"""

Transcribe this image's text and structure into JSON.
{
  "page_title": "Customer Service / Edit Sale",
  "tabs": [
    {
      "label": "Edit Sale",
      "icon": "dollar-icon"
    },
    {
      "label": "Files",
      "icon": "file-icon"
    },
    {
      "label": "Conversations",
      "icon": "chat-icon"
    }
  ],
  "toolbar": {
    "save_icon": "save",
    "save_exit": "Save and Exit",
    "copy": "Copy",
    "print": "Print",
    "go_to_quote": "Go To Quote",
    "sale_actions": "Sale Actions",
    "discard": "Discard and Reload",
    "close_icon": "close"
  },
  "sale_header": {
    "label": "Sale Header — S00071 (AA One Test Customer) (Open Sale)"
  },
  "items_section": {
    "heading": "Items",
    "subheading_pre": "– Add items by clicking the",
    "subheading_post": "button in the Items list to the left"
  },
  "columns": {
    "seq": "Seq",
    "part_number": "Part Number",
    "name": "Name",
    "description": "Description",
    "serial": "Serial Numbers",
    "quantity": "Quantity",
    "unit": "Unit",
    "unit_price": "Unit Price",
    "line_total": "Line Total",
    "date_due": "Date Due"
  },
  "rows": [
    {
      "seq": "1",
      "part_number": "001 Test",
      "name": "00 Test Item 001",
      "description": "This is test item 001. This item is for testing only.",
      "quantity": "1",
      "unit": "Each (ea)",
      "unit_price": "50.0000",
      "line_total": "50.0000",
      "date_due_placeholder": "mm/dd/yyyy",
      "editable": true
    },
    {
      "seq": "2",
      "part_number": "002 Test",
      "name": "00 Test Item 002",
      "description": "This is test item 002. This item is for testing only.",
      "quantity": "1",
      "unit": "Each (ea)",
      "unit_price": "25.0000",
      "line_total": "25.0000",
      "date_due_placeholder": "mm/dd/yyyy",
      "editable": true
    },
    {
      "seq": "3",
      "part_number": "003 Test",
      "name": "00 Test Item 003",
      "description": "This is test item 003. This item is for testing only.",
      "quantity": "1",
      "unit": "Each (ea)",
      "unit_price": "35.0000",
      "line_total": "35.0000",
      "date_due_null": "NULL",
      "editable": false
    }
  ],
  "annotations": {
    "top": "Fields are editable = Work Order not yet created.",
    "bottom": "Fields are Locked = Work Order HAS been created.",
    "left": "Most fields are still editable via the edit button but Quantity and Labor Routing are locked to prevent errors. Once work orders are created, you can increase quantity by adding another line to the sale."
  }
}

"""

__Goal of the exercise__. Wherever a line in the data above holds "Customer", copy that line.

__Solution below__.
  "page_title": "Customer Service / Edit Sale",
    "label": "Sale Header — S00071 (AA One Test Customer) (Open Sale)"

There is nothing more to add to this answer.